Exercise:
Your result should be the lines holding the word "Remember", copied from the entries below.

───── Extracted information

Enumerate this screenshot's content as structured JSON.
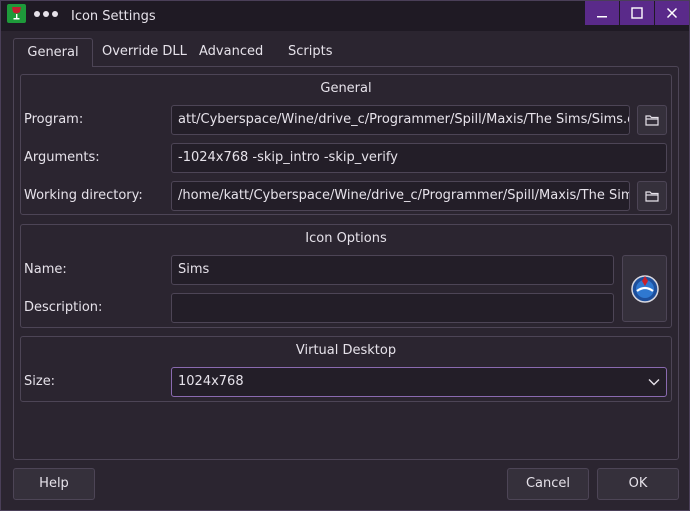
{
  "window": {
    "title": "Icon Settings",
    "controls": {
      "minimize": "minimize-icon",
      "maximize": "maximize-icon",
      "close": "close-icon"
    }
  },
  "tabs": [
    {
      "label": "General",
      "active": true
    },
    {
      "label": "Override DLL",
      "active": false
    },
    {
      "label": "Advanced",
      "active": false
    },
    {
      "label": "Scripts",
      "active": false
    }
  ],
  "general": {
    "title": "General",
    "program_label": "Program:",
    "program_value": "att/Cyberspace/Wine/drive_c/Programmer/Spill/Maxis/The Sims/Sims.exe",
    "arguments_label": "Arguments:",
    "arguments_value": "-1024x768 -skip_intro -skip_verify",
    "workdir_label": "Working directory:",
    "workdir_value": "/home/katt/Cyberspace/Wine/drive_c/Programmer/Spill/Maxis/The Sims/"
  },
  "icon_options": {
    "title": "Icon Options",
    "name_label": "Name:",
    "name_value": "Sims",
    "description_label": "Description:",
    "description_value": ""
  },
  "virtual_desktop": {
    "title": "Virtual Desktop",
    "size_label": "Size:",
    "size_value": "1024x768"
  },
  "buttons": {
    "help": "Help",
    "cancel": "Cancel",
    "ok": "OK"
  },
  "colors": {
    "accent": "#5a2a8a",
    "focus_border": "#8a6ab0",
    "background": "#2b2530"
  }
}
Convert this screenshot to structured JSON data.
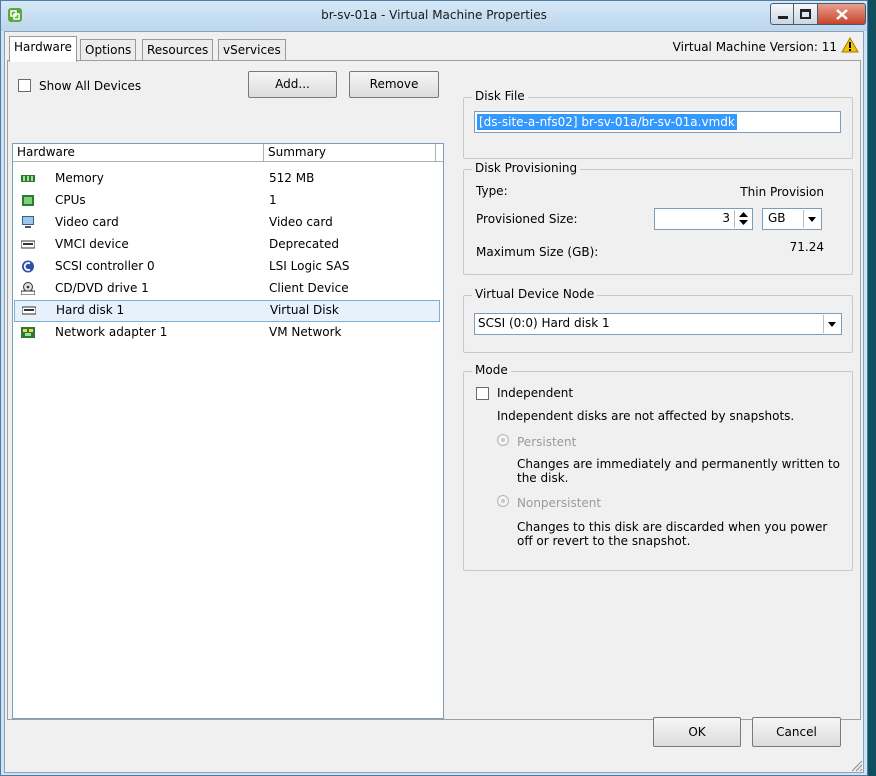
{
  "window": {
    "title": "br-sv-01a - Virtual Machine Properties"
  },
  "tabs": [
    {
      "label": "Hardware",
      "active": true
    },
    {
      "label": "Options",
      "active": false
    },
    {
      "label": "Resources",
      "active": false
    },
    {
      "label": "vServices",
      "active": false
    }
  ],
  "vm_version": "Virtual Machine Version: 11",
  "hardware_panel": {
    "show_all_devices_label": "Show All Devices",
    "show_all_devices_checked": false,
    "add_button": "Add...",
    "remove_button": "Remove",
    "columns": [
      "Hardware",
      "Summary"
    ],
    "devices": [
      {
        "name": "Memory",
        "summary": "512 MB",
        "icon": "memory-icon"
      },
      {
        "name": "CPUs",
        "summary": "1",
        "icon": "cpu-icon"
      },
      {
        "name": "Video card",
        "summary": "Video card",
        "icon": "monitor-icon"
      },
      {
        "name": "VMCI device",
        "summary": "Deprecated",
        "icon": "device-icon"
      },
      {
        "name": "SCSI controller 0",
        "summary": "LSI Logic SAS",
        "icon": "scsi-controller-icon"
      },
      {
        "name": "CD/DVD drive 1",
        "summary": "Client Device",
        "icon": "cd-drive-icon"
      },
      {
        "name": "Hard disk 1",
        "summary": "Virtual Disk",
        "icon": "hard-disk-icon",
        "selected": true
      },
      {
        "name": "Network adapter 1",
        "summary": "VM Network",
        "icon": "network-adapter-icon"
      }
    ]
  },
  "disk_file": {
    "group_title": "Disk File",
    "value": "[ds-site-a-nfs02] br-sv-01a/br-sv-01a.vmdk"
  },
  "disk_provisioning": {
    "group_title": "Disk Provisioning",
    "type_label": "Type:",
    "type_value": "Thin Provision",
    "provisioned_label": "Provisioned Size:",
    "provisioned_value": "3",
    "unit_value": "GB",
    "max_label": "Maximum Size (GB):",
    "max_value": "71.24"
  },
  "virtual_device_node": {
    "group_title": "Virtual Device Node",
    "value": "SCSI (0:0) Hard disk 1"
  },
  "mode": {
    "group_title": "Mode",
    "independent_label": "Independent",
    "independent_checked": false,
    "independent_desc": "Independent disks are not affected by snapshots.",
    "persistent_label": "Persistent",
    "persistent_desc_line1": "Changes are immediately and permanently written to",
    "persistent_desc_line2": "the disk.",
    "nonpersistent_label": "Nonpersistent",
    "nonpersistent_desc_line1": "Changes to this disk are discarded when you power",
    "nonpersistent_desc_line2": "off or revert to the snapshot."
  },
  "footer": {
    "ok_button": "OK",
    "cancel_button": "Cancel"
  },
  "colors": {
    "selection": "#3399ff",
    "selected_row": "#e6f1fb",
    "title_bar": "#cfe3f2"
  }
}
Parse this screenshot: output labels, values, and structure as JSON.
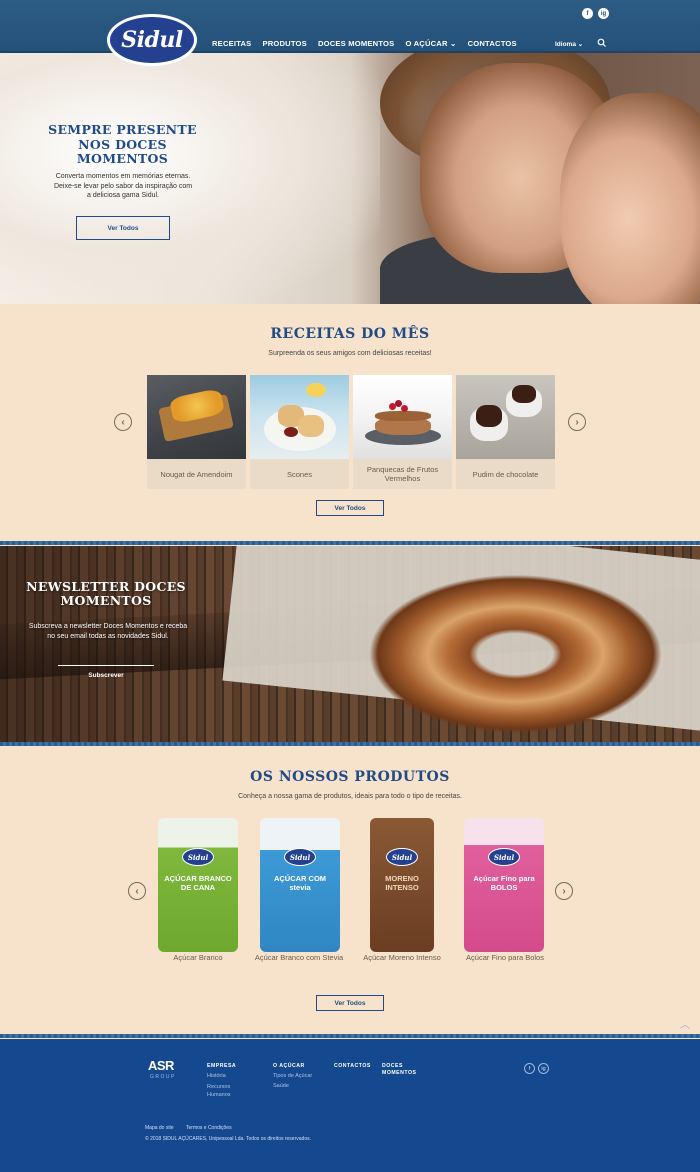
{
  "header": {
    "logo_text": "Sidul",
    "nav": [
      "RECEITAS",
      "PRODUTOS",
      "DOCES MOMENTOS",
      "O AÇÚCAR",
      "CONTACTOS"
    ],
    "lang_label": "Idioma",
    "social": [
      "f",
      "ig"
    ]
  },
  "hero": {
    "title": "SEMPRE PRESENTE NOS DOCES MOMENTOS",
    "text": "Converta momentos em memórias eternas. Deixe-se levar pelo sabor da inspiração com a deliciosa gama Sidul.",
    "button": "Ver Todos"
  },
  "recipes": {
    "title": "RECEITAS DO MÊS",
    "subtitle": "Surpreenda os seus amigos com deliciosas receitas!",
    "items": [
      "Nougat de Amendoim",
      "Scones",
      "Panquecas de Frutos Vermelhos",
      "Pudim de chocolate"
    ],
    "button": "Ver Todos"
  },
  "newsletter": {
    "title": "NEWSLETTER DOCES MOMENTOS",
    "text": "Subscreva a newsletter Doces Momentos e receba no seu email todas as novidades Sidul.",
    "button": "Subscrever"
  },
  "products": {
    "title": "OS NOSSOS PRODUTOS",
    "subtitle": "Conheça a nossa gama de produtos, ideais para todo o tipo de receitas.",
    "items": [
      {
        "label": "Açúcar Branco",
        "pack_text": "AÇÚCAR BRANCO DE CANA",
        "color": "#7fb83c"
      },
      {
        "label": "Açúcar Branco com Stevia",
        "pack_text": "AÇÚCAR COM stevia",
        "color": "#3d9ad6"
      },
      {
        "label": "Açúcar Moreno Intenso",
        "pack_text": "MORENO INTENSO",
        "color": "#6b3d22"
      },
      {
        "label": "Açúcar Fino para Bolos",
        "pack_text": "Açúcar Fino para BOLOS",
        "color": "#e05f9c"
      }
    ],
    "button": "Ver Todos"
  },
  "footer": {
    "brand": "ASR",
    "brand_sub": "GROUP",
    "col1_title": "EMPRESA",
    "col1_links": [
      "História",
      "Recursos Humanos"
    ],
    "col2_title": "O AÇÚCAR",
    "col2_links": [
      "Tipos de Açúcar",
      "Saúde"
    ],
    "col3_title": "CONTACTOS",
    "col4_title": "DOCES MOMENTOS",
    "legal": [
      "Mapa do site",
      "Termos e Condições"
    ],
    "copyright": "© 2018 SIDUL AÇÚCARES, Unipessoal Lda. Todos os direitos reservados."
  }
}
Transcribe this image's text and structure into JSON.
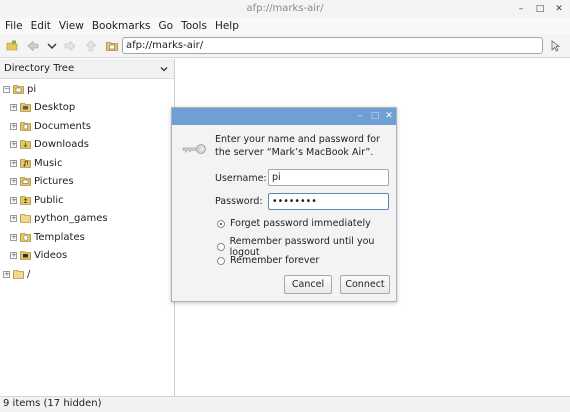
{
  "window": {
    "title": "afp://marks-air/"
  },
  "menus": [
    "File",
    "Edit",
    "View",
    "Bookmarks",
    "Go",
    "Tools",
    "Help"
  ],
  "toolbar": {
    "address": "afp://marks-air/"
  },
  "sidebar": {
    "header": "Directory Tree",
    "root": {
      "label": "pi",
      "expander": "−"
    },
    "items": [
      {
        "label": "Desktop",
        "expander": "+"
      },
      {
        "label": "Documents",
        "expander": "+"
      },
      {
        "label": "Downloads",
        "expander": "+"
      },
      {
        "label": "Music",
        "expander": "+"
      },
      {
        "label": "Pictures",
        "expander": "+"
      },
      {
        "label": "Public",
        "expander": "+"
      },
      {
        "label": "python_games",
        "expander": "+"
      },
      {
        "label": "Templates",
        "expander": "+"
      },
      {
        "label": "Videos",
        "expander": "+"
      }
    ],
    "fs_root": {
      "label": "/",
      "expander": "+"
    }
  },
  "status": {
    "text": "9 items (17 hidden)"
  },
  "dialog": {
    "message": "Enter your name and password for the server “Mark’s MacBook Air”.",
    "username_label": "Username:",
    "username_value": "pi",
    "password_label": "Password:",
    "password_value": "••••••••",
    "options": [
      {
        "label": "Forget password immediately",
        "selected": true
      },
      {
        "label": "Remember password until you logout",
        "selected": false
      },
      {
        "label": "Remember forever",
        "selected": false
      }
    ],
    "cancel_label": "Cancel",
    "connect_label": "Connect"
  },
  "colors": {
    "dialog_titlebar": "#6f9fd4",
    "folder_yellow": "#e8c760",
    "window_bg": "#f4f4f4"
  }
}
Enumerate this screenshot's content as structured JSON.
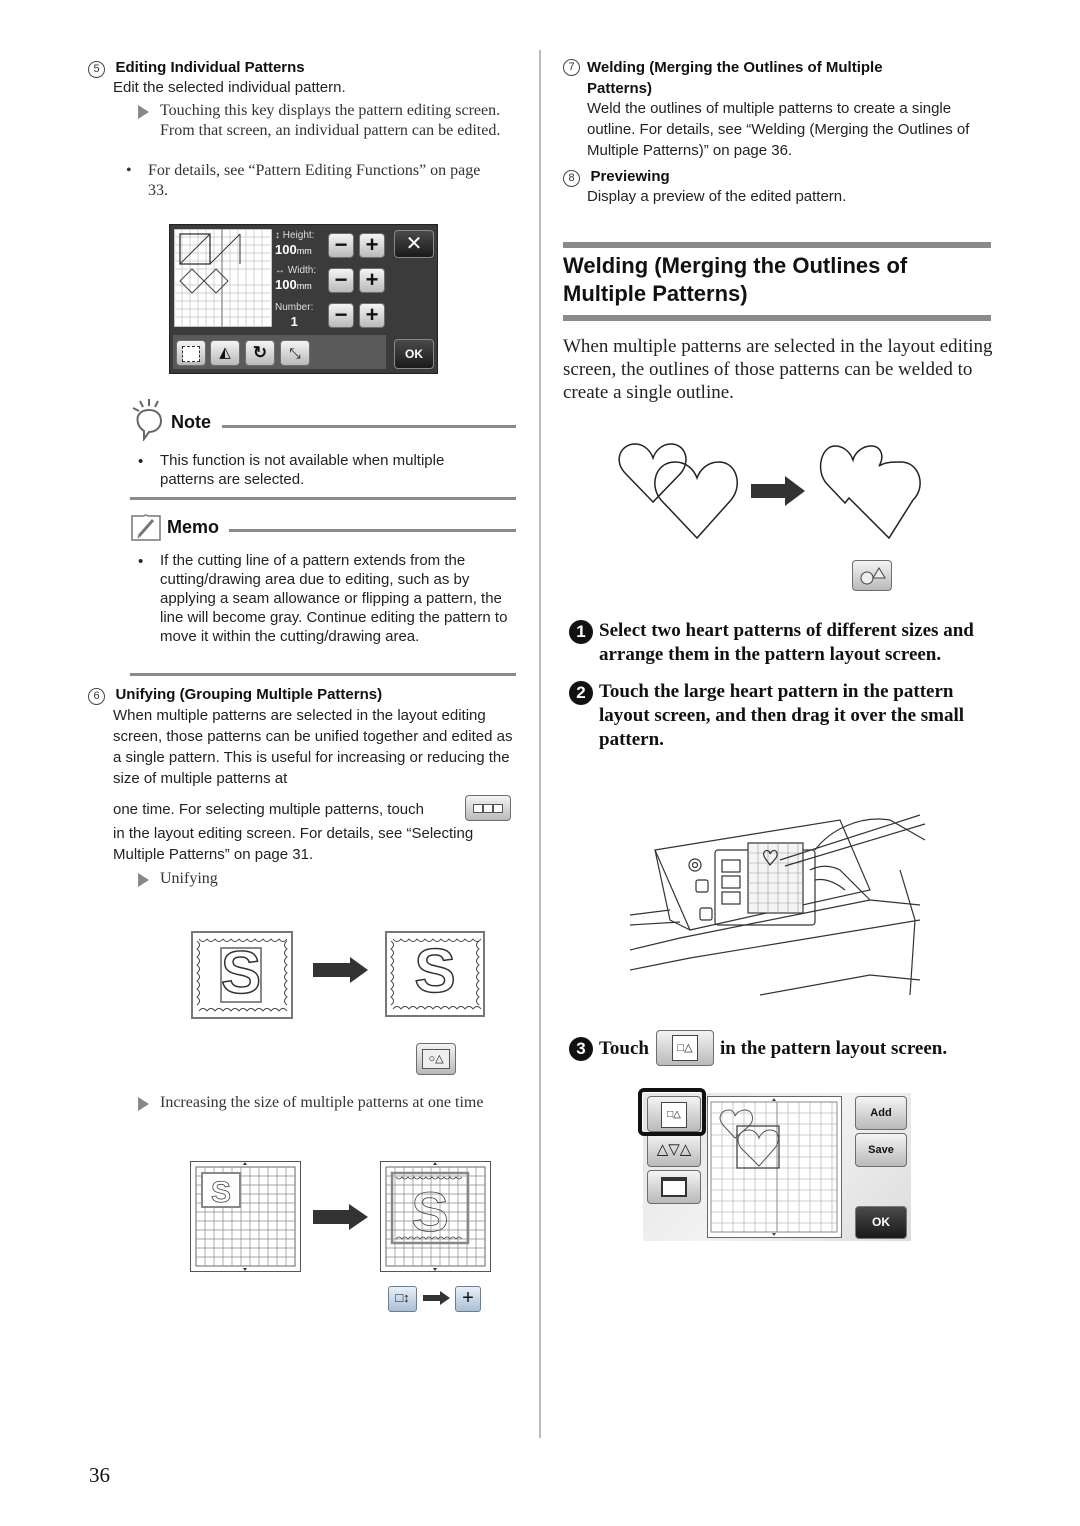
{
  "left": {
    "item5": {
      "num": "5",
      "title": "Editing Individual Patterns",
      "desc": "Edit the selected individual pattern.",
      "arrow_text": "Touching this key displays the pattern editing screen. From that screen, an individual pattern can be edited.",
      "bullet": "For details, see “Pattern Editing Functions” on page 33."
    },
    "edit_screen": {
      "height_label": "↕ Height:",
      "height_value": "100",
      "width_label": "↔ Width:",
      "width_value": "100",
      "unit": "mm",
      "number_label": "Number:",
      "number_value": "1",
      "minus": "−",
      "plus": "+",
      "close": "✕",
      "ok": "OK"
    },
    "note": {
      "title": "Note",
      "bullet": "This function is not available when multiple patterns are selected."
    },
    "memo": {
      "title": "Memo",
      "bullet": "If the cutting line of a pattern extends from the cutting/drawing area due to editing, such as by applying a seam allowance or flipping a pattern, the line will become gray. Continue editing the pattern to move it within the cutting/drawing area."
    },
    "item6": {
      "num": "6",
      "title": "Unifying (Grouping Multiple Patterns)",
      "desc_part1": "When multiple patterns are selected in the layout editing screen, those patterns can be unified together and edited as a single pattern. This is useful for increasing or reducing the size of multiple patterns at",
      "desc_part2": "one time. For selecting multiple patterns, touch",
      "desc_part3": "in the layout editing screen. For details, see “Selecting Multiple Patterns” on page 31.",
      "arrow1": "Unifying",
      "stamp_letter": "S",
      "arrow2": "Increasing the size of multiple patterns at one time"
    }
  },
  "right": {
    "item7": {
      "num": "7",
      "title": "Welding (Merging the Outlines of Multiple Patterns)",
      "desc": "Weld the outlines of multiple patterns to create a single outline. For details, see “Welding (Merging the Outlines of Multiple Patterns)” on page 36."
    },
    "item8": {
      "num": "8",
      "title": "Previewing",
      "desc": "Display a preview of the edited pattern."
    },
    "section": {
      "title": "Welding (Merging the Outlines of Multiple Patterns)",
      "intro": "When multiple patterns are selected in the layout editing screen, the outlines of those patterns can be welded to create a single outline."
    },
    "steps": [
      {
        "num": "1",
        "text": "Select two heart patterns of different sizes and arrange them in the pattern layout screen."
      },
      {
        "num": "2",
        "text": "Touch the large heart pattern in the pattern layout screen, and then drag it over the small pattern."
      },
      {
        "num": "3",
        "text_before": "Touch",
        "text_after": "in the pattern layout screen."
      }
    ],
    "layout_screen": {
      "add": "Add",
      "save": "Save",
      "ok": "OK"
    }
  },
  "footer": {
    "page_number": "36"
  }
}
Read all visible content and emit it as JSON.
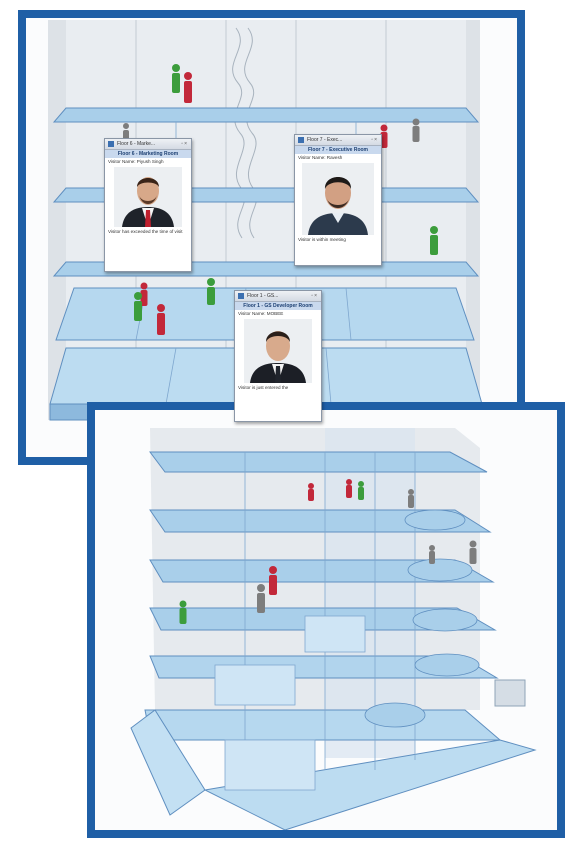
{
  "colors": {
    "frame_border": "#1f5fa6",
    "floor_fill": "#9fc9e8",
    "floor_edge": "#5f8fc0",
    "person_green": "#3c9d3c",
    "person_red": "#c2283a",
    "person_gray": "#7d7d7d",
    "popup_header": "#c9d9ee"
  },
  "top_view": {
    "popups": [
      {
        "window_title": "Floor 6 - Marke...",
        "room_name": "Floor 6 - Marketing Room",
        "visitor_line": "Visitor Name: Piyush Singh",
        "footer": "Visitor has exceeded the time of visit",
        "icon": "window-app-icon"
      },
      {
        "window_title": "Floor 7 - Exec...",
        "room_name": "Floor 7 - Executive Room",
        "visitor_line": "Visitor Name: Ravesh",
        "footer": "Visitor is within meeting",
        "icon": "window-app-icon"
      },
      {
        "window_title": "Floor 1 - GS...",
        "room_name": "Floor 1 - GS Developer Room",
        "visitor_line": "Visitor Name: MOBEE",
        "footer": "Visitor is just entered the",
        "icon": "window-app-icon"
      }
    ]
  }
}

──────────

Response for this exercise:
        "label": "Remember password until you logout",
        "label": "Remember forever",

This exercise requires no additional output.